* _Exercise objective_
Return all of the data exactly, with nothing left out but the pictures.

* _Data shown_
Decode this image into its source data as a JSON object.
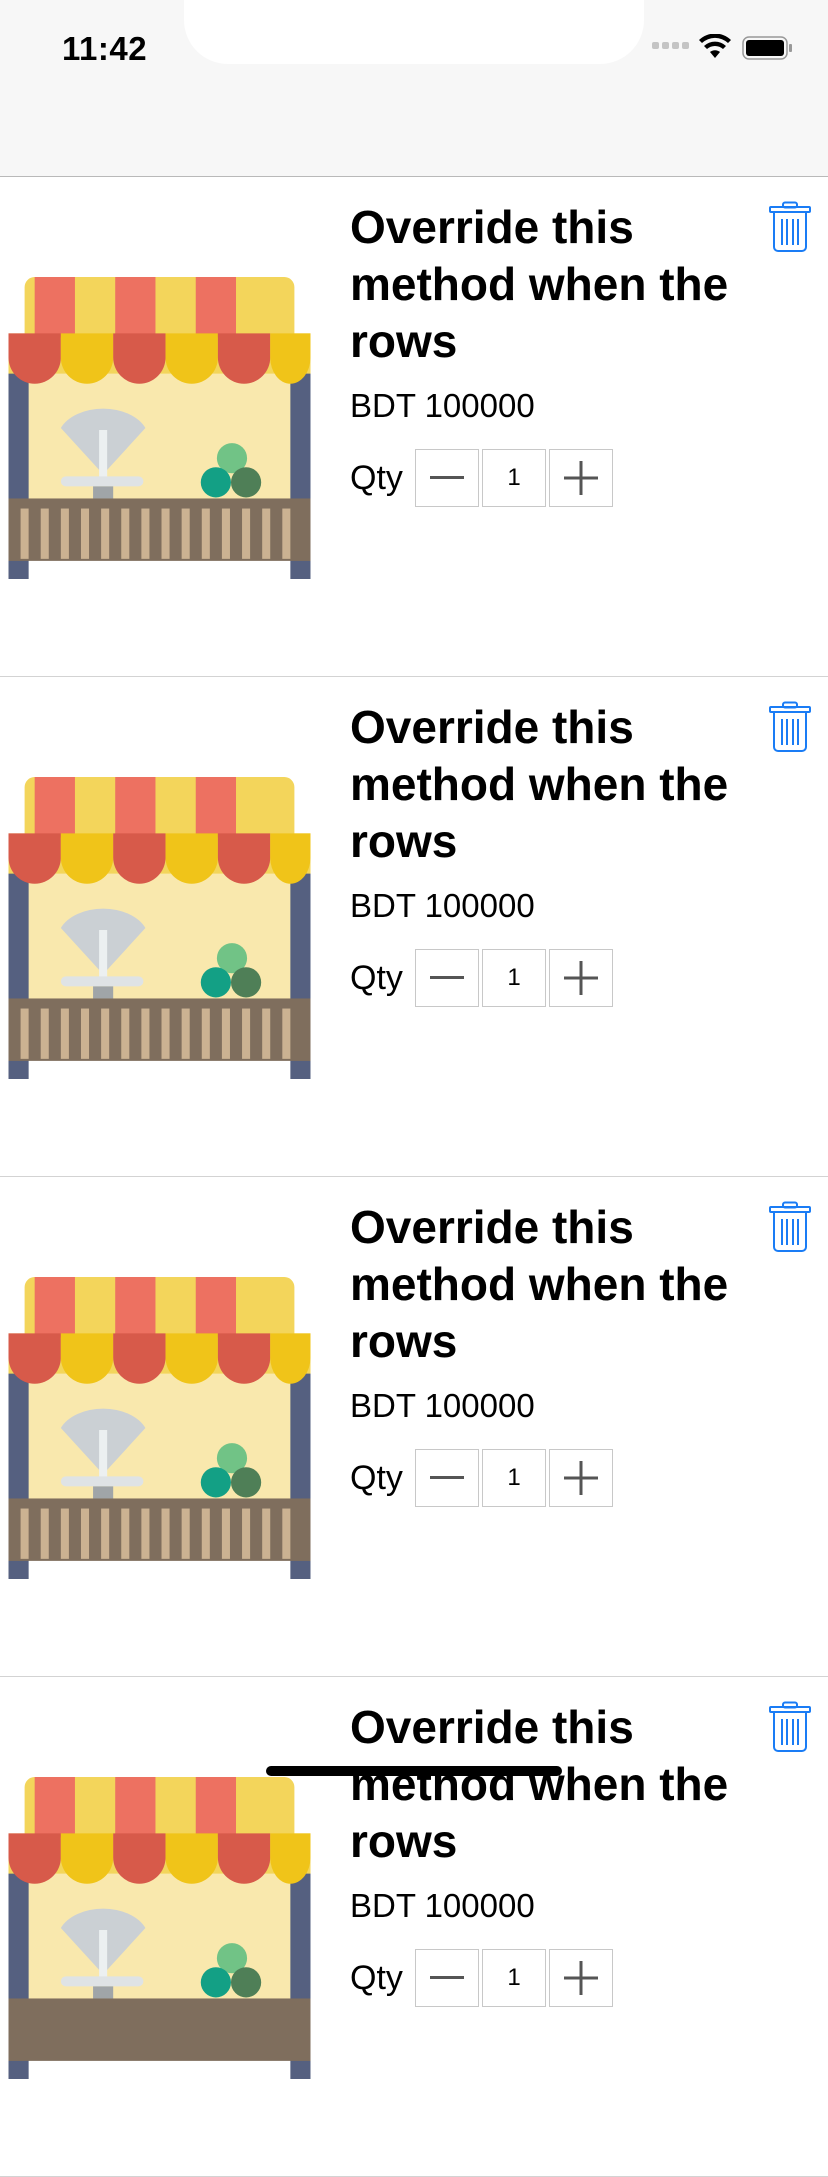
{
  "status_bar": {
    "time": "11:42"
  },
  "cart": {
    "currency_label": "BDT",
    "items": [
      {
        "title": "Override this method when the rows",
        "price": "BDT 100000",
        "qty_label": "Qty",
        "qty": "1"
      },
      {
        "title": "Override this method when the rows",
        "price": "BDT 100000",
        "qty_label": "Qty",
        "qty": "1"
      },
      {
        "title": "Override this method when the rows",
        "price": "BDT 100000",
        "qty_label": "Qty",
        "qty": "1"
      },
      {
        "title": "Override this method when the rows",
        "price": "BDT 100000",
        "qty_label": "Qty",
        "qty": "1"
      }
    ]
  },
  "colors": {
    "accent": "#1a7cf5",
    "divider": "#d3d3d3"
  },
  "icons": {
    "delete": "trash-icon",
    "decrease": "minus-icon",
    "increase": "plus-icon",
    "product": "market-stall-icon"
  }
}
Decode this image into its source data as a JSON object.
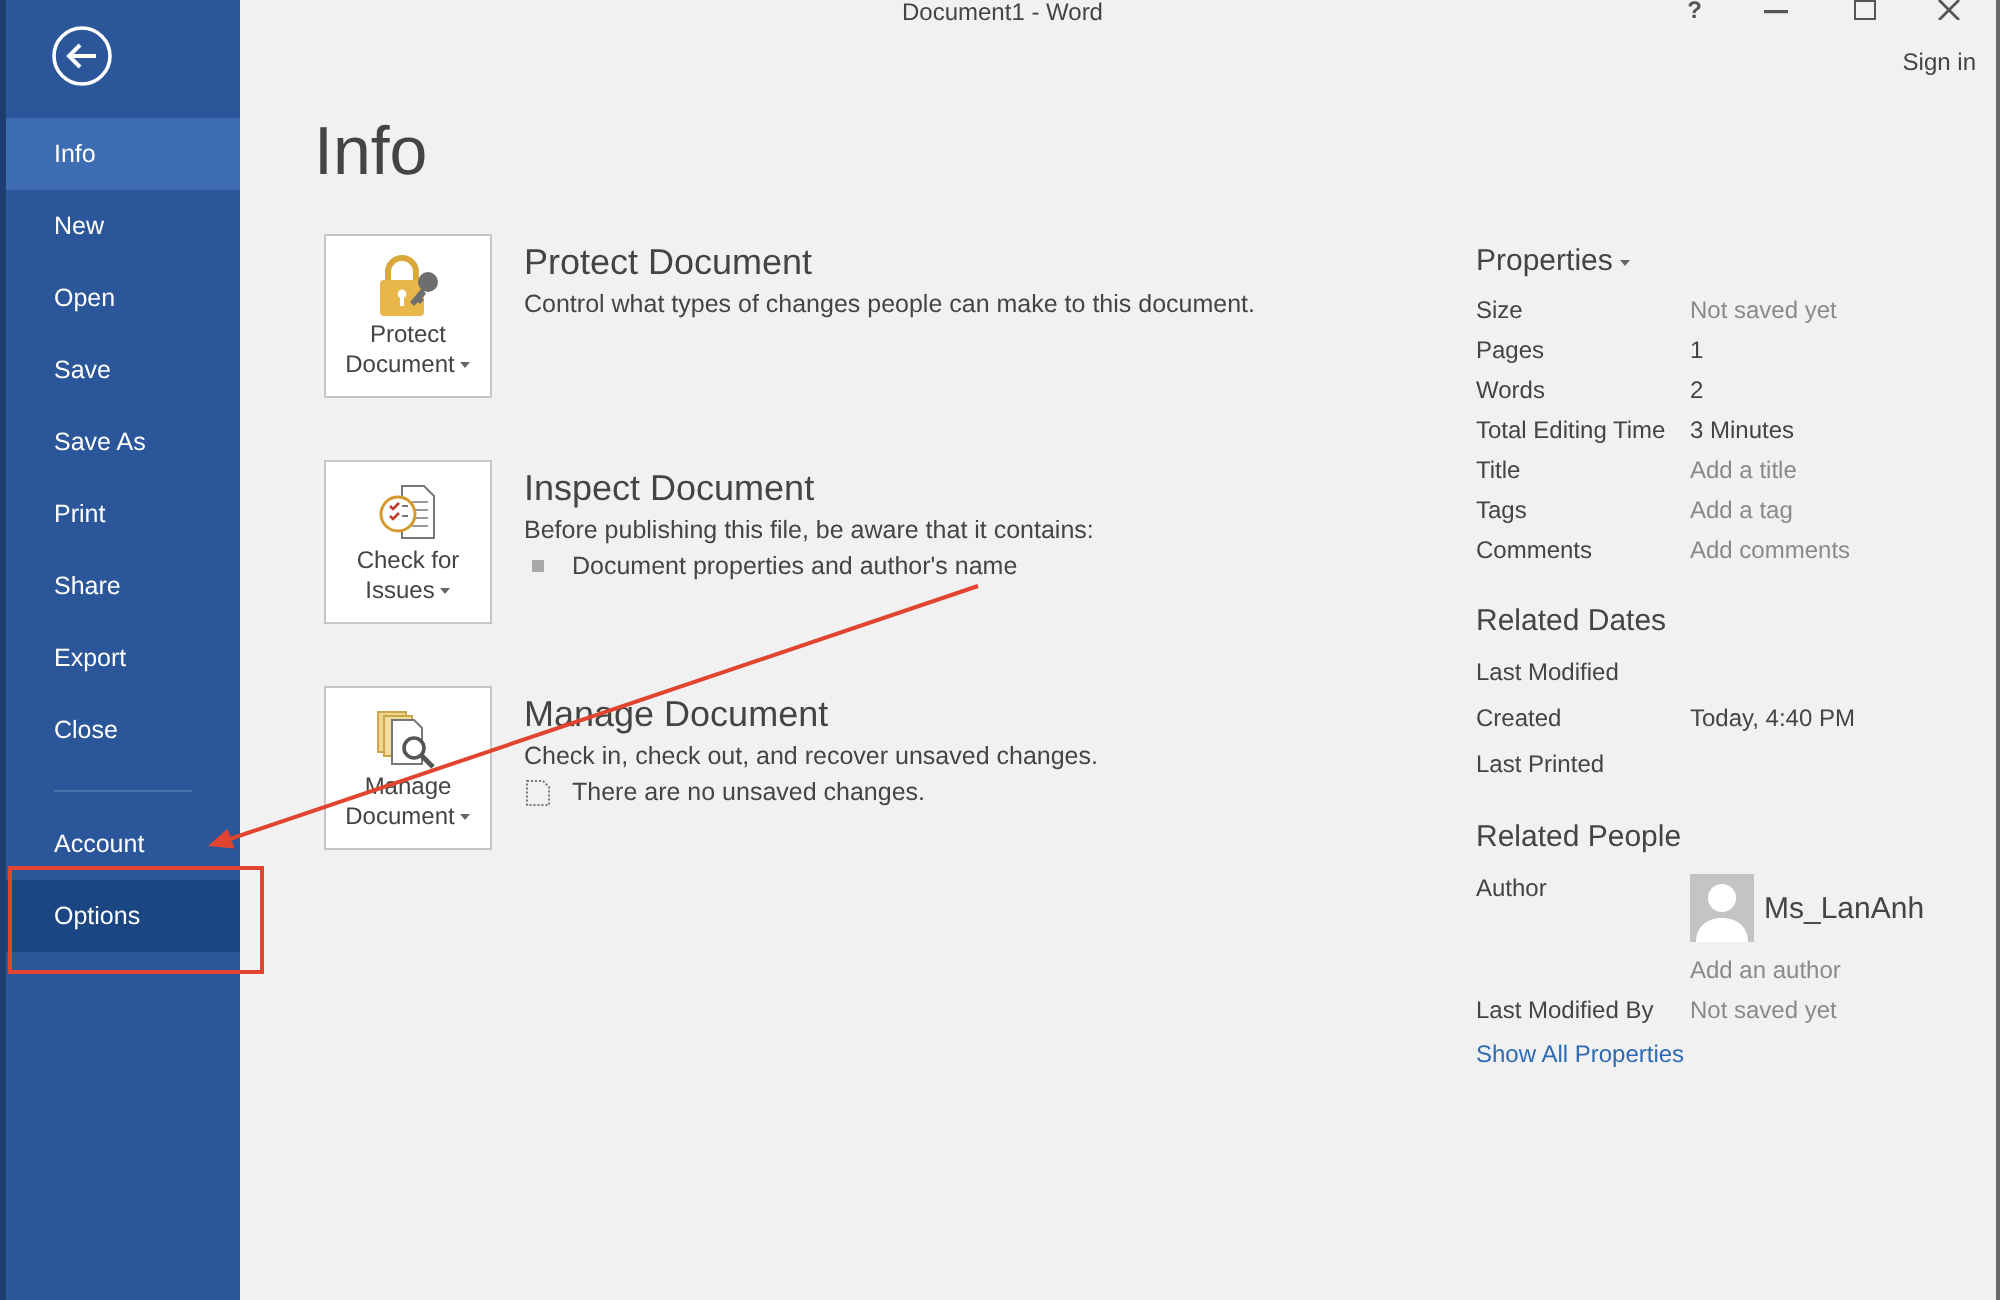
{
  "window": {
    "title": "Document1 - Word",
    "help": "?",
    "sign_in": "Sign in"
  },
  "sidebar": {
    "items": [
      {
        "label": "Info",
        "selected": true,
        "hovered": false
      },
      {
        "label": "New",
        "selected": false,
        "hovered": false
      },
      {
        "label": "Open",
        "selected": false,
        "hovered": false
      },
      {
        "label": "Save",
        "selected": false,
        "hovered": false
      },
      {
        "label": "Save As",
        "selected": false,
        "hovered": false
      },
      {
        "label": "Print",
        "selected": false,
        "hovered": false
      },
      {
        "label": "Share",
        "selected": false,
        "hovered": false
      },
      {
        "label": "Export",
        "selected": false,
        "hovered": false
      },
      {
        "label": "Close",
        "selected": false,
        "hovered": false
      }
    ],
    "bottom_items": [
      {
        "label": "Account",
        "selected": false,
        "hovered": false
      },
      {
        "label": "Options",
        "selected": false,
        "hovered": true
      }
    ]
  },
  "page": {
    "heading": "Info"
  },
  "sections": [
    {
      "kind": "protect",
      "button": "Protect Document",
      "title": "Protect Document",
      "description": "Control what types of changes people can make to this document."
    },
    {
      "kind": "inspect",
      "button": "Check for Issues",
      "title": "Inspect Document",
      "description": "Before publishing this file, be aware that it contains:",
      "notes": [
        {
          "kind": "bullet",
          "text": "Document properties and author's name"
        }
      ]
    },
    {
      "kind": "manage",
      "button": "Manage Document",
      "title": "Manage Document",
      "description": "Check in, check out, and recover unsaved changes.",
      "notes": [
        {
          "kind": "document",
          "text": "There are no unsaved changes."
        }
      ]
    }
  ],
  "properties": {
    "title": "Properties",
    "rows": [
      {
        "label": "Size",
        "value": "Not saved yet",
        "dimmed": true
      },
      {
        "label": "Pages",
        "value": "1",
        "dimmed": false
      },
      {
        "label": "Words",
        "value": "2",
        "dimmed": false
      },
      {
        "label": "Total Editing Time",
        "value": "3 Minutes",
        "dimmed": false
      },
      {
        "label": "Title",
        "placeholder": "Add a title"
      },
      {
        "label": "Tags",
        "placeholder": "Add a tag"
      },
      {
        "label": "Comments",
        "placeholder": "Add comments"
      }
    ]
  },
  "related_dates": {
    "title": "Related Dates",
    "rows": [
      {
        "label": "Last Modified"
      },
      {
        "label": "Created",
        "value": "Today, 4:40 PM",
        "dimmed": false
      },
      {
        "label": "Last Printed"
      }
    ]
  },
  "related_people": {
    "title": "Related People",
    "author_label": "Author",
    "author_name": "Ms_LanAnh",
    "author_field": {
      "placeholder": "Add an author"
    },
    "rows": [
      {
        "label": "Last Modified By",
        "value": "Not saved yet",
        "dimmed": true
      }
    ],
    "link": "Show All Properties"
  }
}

* _Output of the task_
Decode this image into its source data as a JSON object.
{
  "status_bar": {
    "time": "11:42"
  },
  "cart": {
    "currency_label": "BDT",
    "items": [
      {
        "title": "Override this method when the rows",
        "price": "BDT 100000",
        "qty_label": "Qty",
        "qty": "1"
      },
      {
        "title": "Override this method when the rows",
        "price": "BDT 100000",
        "qty_label": "Qty",
        "qty": "1"
      },
      {
        "title": "Override this method when the rows",
        "price": "BDT 100000",
        "qty_label": "Qty",
        "qty": "1"
      },
      {
        "title": "Override this method when the rows",
        "price": "BDT 100000",
        "qty_label": "Qty",
        "qty": "1"
      }
    ]
  },
  "colors": {
    "accent": "#1a7cf5",
    "divider": "#d3d3d3"
  },
  "icons": {
    "delete": "trash-icon",
    "decrease": "minus-icon",
    "increase": "plus-icon",
    "product": "market-stall-icon"
  }
}
Decode this image into its source data as a JSON object.
{
  "window": {
    "title": "Document1 - Word",
    "help": "?",
    "sign_in": "Sign in"
  },
  "sidebar": {
    "items": [
      {
        "label": "Info",
        "selected": true,
        "hovered": false
      },
      {
        "label": "New",
        "selected": false,
        "hovered": false
      },
      {
        "label": "Open",
        "selected": false,
        "hovered": false
      },
      {
        "label": "Save",
        "selected": false,
        "hovered": false
      },
      {
        "label": "Save As",
        "selected": false,
        "hovered": false
      },
      {
        "label": "Print",
        "selected": false,
        "hovered": false
      },
      {
        "label": "Share",
        "selected": false,
        "hovered": false
      },
      {
        "label": "Export",
        "selected": false,
        "hovered": false
      },
      {
        "label": "Close",
        "selected": false,
        "hovered": false
      }
    ],
    "bottom_items": [
      {
        "label": "Account",
        "selected": false,
        "hovered": false
      },
      {
        "label": "Options",
        "selected": false,
        "hovered": true
      }
    ]
  },
  "page": {
    "heading": "Info"
  },
  "sections": [
    {
      "kind": "protect",
      "button": "Protect Document",
      "title": "Protect Document",
      "description": "Control what types of changes people can make to this document."
    },
    {
      "kind": "inspect",
      "button": "Check for Issues",
      "title": "Inspect Document",
      "description": "Before publishing this file, be aware that it contains:",
      "notes": [
        {
          "kind": "bullet",
          "text": "Document properties and author's name"
        }
      ]
    },
    {
      "kind": "manage",
      "button": "Manage Document",
      "title": "Manage Document",
      "description": "Check in, check out, and recover unsaved changes.",
      "notes": [
        {
          "kind": "document",
          "text": "There are no unsaved changes."
        }
      ]
    }
  ],
  "properties": {
    "title": "Properties",
    "rows": [
      {
        "label": "Size",
        "value": "Not saved yet",
        "dimmed": true
      },
      {
        "label": "Pages",
        "value": "1",
        "dimmed": false
      },
      {
        "label": "Words",
        "value": "2",
        "dimmed": false
      },
      {
        "label": "Total Editing Time",
        "value": "3 Minutes",
        "dimmed": false
      },
      {
        "label": "Title",
        "placeholder": "Add a title"
      },
      {
        "label": "Tags",
        "placeholder": "Add a tag"
      },
      {
        "label": "Comments",
        "placeholder": "Add comments"
      }
    ]
  },
  "related_dates": {
    "title": "Related Dates",
    "rows": [
      {
        "label": "Last Modified"
      },
      {
        "label": "Created",
        "value": "Today, 4:40 PM",
        "dimmed": false
      },
      {
        "label": "Last Printed"
      }
    ]
  },
  "related_people": {
    "title": "Related People",
    "author_label": "Author",
    "author_name": "Ms_LanAnh",
    "author_field": {
      "placeholder": "Add an author"
    },
    "rows": [
      {
        "label": "Last Modified By",
        "value": "Not saved yet",
        "dimmed": true
      }
    ],
    "link": "Show All Properties"
  }
}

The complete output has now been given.